Judith still has the ‘certificate for cheerfulness’ that her son Max was awarded in Grade 3. Throughout those early childhood years, she said, he was always a light-hearted, happy boy.
Then, at 13, Max became suddenly rebellious. A few years later he had his first breakdown. For the next decade and a half he stumbled in and out of dysfunctional relationships and psychiatric hospitals until eventually, in his early thirties, he took his own life.
Judith now knows the reason for the sudden change that overtook Max at age 13: he was being sexually abused by his Year 8 coordinator, Kevin Hewitt.
It was the early 1980s at that time, and Max was attending a Catholic high school in Melbourne. Judith and her husband trusted the school and they trusted Hewitt. They never considered that he might be abusing their son. Instead, they assumed that Max was acting out because of the recent death of his grandfather.

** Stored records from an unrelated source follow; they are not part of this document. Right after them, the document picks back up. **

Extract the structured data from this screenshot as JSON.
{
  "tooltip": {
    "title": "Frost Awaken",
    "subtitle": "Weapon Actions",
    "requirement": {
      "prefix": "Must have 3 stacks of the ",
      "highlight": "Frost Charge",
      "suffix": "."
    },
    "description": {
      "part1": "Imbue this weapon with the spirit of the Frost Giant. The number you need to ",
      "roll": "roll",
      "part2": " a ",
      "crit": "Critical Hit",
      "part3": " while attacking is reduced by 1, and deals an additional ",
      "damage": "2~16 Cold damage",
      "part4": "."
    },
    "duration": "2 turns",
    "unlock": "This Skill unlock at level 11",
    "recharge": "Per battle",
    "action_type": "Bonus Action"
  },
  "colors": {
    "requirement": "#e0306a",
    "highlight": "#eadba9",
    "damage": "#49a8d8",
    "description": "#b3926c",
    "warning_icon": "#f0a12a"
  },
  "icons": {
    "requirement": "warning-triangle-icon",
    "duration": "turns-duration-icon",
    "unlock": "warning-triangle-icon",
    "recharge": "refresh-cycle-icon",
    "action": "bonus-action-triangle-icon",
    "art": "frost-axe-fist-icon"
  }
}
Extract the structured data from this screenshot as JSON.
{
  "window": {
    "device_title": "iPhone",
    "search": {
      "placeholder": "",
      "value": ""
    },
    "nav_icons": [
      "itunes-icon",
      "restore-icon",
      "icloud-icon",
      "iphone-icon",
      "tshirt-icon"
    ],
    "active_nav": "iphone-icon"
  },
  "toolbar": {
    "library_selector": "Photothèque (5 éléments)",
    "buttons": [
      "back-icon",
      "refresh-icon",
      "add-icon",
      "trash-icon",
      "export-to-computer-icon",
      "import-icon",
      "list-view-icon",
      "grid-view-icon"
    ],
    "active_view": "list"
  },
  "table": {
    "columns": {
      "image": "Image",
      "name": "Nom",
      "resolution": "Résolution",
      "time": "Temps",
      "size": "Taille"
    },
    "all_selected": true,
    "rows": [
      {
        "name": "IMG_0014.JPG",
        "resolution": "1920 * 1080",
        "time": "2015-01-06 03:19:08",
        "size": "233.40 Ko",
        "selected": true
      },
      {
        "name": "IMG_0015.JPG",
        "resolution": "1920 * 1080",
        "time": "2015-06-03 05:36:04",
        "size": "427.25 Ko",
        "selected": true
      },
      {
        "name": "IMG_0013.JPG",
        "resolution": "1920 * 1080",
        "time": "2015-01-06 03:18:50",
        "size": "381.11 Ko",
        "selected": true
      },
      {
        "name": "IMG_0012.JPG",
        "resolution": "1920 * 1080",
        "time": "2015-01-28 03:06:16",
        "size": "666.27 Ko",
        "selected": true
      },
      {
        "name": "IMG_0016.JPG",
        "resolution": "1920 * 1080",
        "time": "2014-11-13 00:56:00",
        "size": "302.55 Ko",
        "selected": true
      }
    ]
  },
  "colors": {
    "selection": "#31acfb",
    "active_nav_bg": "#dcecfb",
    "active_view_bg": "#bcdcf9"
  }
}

But Max’s behaviour only got worse as he got older. In his mid-teens he moved out to live with his girlfriend. After the relationship ended, Max broke down and was hospitalised. Judith brought him home. ‘But’, Judith said, ‘he was almost in a catatonic state and would not talk to us’.
Still, for the next few years Max seemed to get back on track and eventually moved interstate to make a ‘fresh start’ with a new relationship and a new job. Sadly, the job and relationship fell apart and in the aftermath Max tried to kill himself.
This time when Judith asked Max to come home with her, he refused. Reluctantly, Judith and her husband returned to their lives, anxious and bewildered, unable to understand why Max was so troubled. When Judith tried to blame herself, her other children intervened.
‘My other children used to say, “Mum, we were all brought up in the same house. We don’t have those problems”.’
No one in the family knew the real reason for Max’s behaviour until Max suffered a third breakdown and was hospitalised. At the hospital Judith and her husband participated in a counselling session with Max and a social worker. There, for the first time, Max opened up about Kevin Hewitt and the sexual abuse. Judith went into shock.
‘At the time we didn’t even think about going to the police. I feel a lot of guilt. I think back and I think, it didn’t even occur to us. And I don’t really know why.’
Life improved after Max’s disclosure. He and his girlfriend moved in with Judith for a while until they found a place to rent for themselves. Max seemed a lot better. He would have been okay, Judith believes, if chance hadn’t intervened.
Around this time a close family member died unexpectedly.
‘This was to be the catalyst for everything that happened after. Max could not cope. He and his girlfriend split up … He had yet another breakdown … One evening he came to my home and told me that I would never see him again. He was angry and I was scared.’
Max moved back interstate. A short while later there was a knock on Judith’s door. A police officer informed her that Max had been found dead in a hotel room.
Judith processed her grief by writing her feelings in a journal, something she said was immensely helpful. Talking also helped, and that’s all that Judith wants to do now: talk about her son and let people know the truth of what happened to him. She has no interest in reporting Hewitt to police or suing the school. ‘I don’t blame the school’, she said. ‘I just blame that individual.’
Meanwhile, she has her own life to live.
‘I just think how lucky I am. And I have a wonderful life. I mean, we go overseas nearly every year. I’ve seen a lot of the world. I wish Max had of lived longer. I wish he could have had the things my other children have had, but he can’t. I can’t bring him back no matter what I do. So I think I make the best of the life we have.’